> **TASK TO CARRY OUT**:
Line by line, count where the string "using" appears in the listing, then give the number of such lines alone.

> **DATA PROVIDED**:
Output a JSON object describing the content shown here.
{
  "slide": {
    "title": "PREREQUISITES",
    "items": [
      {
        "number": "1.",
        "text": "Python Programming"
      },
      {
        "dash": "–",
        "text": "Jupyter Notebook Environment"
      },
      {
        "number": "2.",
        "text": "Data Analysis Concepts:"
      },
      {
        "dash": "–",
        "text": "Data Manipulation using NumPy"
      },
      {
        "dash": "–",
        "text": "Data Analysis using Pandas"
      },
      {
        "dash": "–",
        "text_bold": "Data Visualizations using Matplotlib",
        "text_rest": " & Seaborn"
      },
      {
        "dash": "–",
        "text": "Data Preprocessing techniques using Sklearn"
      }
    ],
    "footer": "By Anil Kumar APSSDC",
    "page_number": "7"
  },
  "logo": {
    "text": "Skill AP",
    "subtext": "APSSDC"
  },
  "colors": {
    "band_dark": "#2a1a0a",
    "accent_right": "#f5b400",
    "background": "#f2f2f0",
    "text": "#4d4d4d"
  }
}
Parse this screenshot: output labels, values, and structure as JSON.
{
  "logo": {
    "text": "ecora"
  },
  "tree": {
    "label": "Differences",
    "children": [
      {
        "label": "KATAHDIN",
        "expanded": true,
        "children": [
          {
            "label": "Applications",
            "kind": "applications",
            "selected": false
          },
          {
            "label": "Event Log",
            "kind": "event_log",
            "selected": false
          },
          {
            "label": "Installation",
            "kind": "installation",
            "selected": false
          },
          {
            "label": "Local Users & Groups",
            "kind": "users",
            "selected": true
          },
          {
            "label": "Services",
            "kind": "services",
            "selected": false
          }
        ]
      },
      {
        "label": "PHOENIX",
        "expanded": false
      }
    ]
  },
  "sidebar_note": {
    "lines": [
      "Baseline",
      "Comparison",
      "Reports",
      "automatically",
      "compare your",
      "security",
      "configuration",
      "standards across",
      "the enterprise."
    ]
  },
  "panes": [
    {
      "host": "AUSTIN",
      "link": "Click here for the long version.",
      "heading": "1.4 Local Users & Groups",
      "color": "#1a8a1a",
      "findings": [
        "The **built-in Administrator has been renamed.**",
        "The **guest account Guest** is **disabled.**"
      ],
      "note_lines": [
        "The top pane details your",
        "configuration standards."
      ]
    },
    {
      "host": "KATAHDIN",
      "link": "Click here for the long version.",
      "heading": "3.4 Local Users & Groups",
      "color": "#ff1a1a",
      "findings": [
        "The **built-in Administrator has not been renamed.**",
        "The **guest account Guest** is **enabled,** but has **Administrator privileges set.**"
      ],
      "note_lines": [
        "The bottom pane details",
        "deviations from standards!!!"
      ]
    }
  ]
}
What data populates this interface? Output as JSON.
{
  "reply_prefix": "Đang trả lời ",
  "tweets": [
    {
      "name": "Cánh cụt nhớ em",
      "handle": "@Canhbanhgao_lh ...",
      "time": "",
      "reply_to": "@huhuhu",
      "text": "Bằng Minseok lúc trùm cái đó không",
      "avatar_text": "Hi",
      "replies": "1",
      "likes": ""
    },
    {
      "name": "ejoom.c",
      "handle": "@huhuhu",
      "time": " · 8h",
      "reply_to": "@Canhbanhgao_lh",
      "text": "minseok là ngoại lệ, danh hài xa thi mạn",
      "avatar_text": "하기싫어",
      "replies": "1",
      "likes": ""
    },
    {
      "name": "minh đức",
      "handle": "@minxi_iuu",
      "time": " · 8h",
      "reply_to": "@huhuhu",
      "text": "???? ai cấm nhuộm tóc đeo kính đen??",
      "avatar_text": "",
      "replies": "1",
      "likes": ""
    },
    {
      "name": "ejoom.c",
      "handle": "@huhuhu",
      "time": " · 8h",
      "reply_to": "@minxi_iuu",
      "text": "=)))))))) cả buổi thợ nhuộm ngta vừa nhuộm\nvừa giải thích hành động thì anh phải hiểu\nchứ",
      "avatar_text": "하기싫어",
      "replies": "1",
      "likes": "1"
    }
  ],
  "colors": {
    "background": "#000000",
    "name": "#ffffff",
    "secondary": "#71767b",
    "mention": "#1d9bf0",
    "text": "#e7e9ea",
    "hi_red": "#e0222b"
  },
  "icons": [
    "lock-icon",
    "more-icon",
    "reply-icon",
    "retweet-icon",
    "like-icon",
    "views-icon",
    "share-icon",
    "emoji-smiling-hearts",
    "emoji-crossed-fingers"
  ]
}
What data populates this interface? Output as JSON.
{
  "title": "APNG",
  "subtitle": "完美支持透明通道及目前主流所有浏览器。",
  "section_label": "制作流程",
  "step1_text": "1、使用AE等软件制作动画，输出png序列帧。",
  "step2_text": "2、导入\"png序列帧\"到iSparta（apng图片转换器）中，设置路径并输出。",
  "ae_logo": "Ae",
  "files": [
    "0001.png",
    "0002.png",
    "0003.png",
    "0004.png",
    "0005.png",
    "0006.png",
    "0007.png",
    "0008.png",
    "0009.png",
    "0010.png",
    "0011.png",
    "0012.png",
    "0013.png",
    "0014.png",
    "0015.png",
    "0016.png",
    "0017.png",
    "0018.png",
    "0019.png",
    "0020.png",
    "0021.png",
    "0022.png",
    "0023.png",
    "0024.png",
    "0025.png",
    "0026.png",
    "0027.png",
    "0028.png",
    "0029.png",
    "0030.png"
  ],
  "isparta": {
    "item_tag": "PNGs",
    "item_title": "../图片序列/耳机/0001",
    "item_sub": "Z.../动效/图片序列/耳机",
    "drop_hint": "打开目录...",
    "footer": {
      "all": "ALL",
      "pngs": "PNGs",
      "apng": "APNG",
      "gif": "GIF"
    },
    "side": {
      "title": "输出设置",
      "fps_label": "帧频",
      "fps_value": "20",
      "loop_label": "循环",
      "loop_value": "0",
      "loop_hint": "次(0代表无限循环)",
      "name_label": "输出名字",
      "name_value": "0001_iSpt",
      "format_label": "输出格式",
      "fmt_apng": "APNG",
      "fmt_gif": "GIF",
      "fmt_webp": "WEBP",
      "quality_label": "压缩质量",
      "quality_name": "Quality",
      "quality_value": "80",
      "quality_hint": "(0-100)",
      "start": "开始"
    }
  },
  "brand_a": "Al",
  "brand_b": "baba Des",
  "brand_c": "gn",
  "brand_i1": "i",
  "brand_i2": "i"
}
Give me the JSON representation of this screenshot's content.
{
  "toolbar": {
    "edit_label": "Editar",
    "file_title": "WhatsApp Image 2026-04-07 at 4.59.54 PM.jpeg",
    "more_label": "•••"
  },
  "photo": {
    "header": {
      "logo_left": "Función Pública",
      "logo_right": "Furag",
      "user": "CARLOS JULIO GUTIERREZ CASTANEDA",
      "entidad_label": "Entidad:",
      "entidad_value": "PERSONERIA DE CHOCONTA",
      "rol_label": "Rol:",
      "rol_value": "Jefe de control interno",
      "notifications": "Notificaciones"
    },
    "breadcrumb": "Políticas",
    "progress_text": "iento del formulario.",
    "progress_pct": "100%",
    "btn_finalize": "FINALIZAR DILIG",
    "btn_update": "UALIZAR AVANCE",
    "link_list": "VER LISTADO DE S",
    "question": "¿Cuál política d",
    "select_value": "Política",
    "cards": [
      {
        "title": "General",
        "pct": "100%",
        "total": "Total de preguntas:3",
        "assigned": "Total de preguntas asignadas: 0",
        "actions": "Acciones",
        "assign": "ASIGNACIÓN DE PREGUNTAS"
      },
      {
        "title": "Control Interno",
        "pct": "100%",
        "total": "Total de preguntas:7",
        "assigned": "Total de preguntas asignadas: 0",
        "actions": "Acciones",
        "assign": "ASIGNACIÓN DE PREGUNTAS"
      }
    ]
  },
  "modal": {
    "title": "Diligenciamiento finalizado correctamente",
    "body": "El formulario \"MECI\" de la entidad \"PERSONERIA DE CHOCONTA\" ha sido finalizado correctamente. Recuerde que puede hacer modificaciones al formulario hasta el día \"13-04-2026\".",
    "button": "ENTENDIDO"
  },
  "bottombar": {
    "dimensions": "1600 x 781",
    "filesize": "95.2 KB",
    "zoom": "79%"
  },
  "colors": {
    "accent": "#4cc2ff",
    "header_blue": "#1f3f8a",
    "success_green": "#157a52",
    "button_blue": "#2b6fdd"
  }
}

> **THE COMPLETED TASK**:
4